### RECORDS
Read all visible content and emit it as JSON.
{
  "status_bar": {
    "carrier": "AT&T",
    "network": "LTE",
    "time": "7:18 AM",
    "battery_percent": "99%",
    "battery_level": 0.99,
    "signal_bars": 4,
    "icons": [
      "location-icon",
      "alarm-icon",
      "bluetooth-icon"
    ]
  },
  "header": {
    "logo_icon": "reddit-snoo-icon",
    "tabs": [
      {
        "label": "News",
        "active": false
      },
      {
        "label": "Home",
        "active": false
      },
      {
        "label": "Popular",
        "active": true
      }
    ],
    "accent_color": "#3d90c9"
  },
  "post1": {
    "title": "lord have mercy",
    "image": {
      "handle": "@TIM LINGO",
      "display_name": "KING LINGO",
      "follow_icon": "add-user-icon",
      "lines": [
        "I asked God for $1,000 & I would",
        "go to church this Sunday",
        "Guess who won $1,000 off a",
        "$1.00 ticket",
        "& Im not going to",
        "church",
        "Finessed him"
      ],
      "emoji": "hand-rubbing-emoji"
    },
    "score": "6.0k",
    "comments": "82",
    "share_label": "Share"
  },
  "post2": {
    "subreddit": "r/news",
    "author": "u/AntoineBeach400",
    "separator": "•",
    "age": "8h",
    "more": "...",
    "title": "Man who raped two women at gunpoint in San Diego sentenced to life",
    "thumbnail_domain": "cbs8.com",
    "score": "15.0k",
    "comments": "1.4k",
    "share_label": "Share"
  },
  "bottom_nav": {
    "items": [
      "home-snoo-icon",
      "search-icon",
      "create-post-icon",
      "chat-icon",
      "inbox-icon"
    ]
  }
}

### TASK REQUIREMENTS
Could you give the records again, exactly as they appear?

### RESPONSE
Read all visible content and emit it as JSON.
{
  "status_bar": {
    "carrier": "AT&T",
    "network": "LTE",
    "time": "7:18 AM",
    "battery_percent": "99%",
    "battery_level": 0.99,
    "signal_bars": 4,
    "icons": [
      "location-icon",
      "alarm-icon",
      "bluetooth-icon"
    ]
  },
  "header": {
    "logo_icon": "reddit-snoo-icon",
    "tabs": [
      {
        "label": "News",
        "active": false
      },
      {
        "label": "Home",
        "active": false
      },
      {
        "label": "Popular",
        "active": true
      }
    ],
    "accent_color": "#3d90c9"
  },
  "post1": {
    "title": "lord have mercy",
    "image": {
      "handle": "@TIM LINGO",
      "display_name": "KING LINGO",
      "follow_icon": "add-user-icon",
      "lines": [
        "I asked God for $1,000 & I would",
        "go to church this Sunday",
        "Guess who won $1,000 off a",
        "$1.00 ticket",
        "& Im not going to",
        "church",
        "Finessed him"
      ],
      "emoji": "hand-rubbing-emoji"
    },
    "score": "6.0k",
    "comments": "82",
    "share_label": "Share"
  },
  "post2": {
    "subreddit": "r/news",
    "author": "u/AntoineBeach400",
    "separator": "•",
    "age": "8h",
    "more": "...",
    "title": "Man who raped two women at gunpoint in San Diego sentenced to life",
    "thumbnail_domain": "cbs8.com",
    "score": "15.0k",
    "comments": "1.4k",
    "share_label": "Share"
  },
  "bottom_nav": {
    "items": [
      "home-snoo-icon",
      "search-icon",
      "create-post-icon",
      "chat-icon",
      "inbox-icon"
    ]
  }
}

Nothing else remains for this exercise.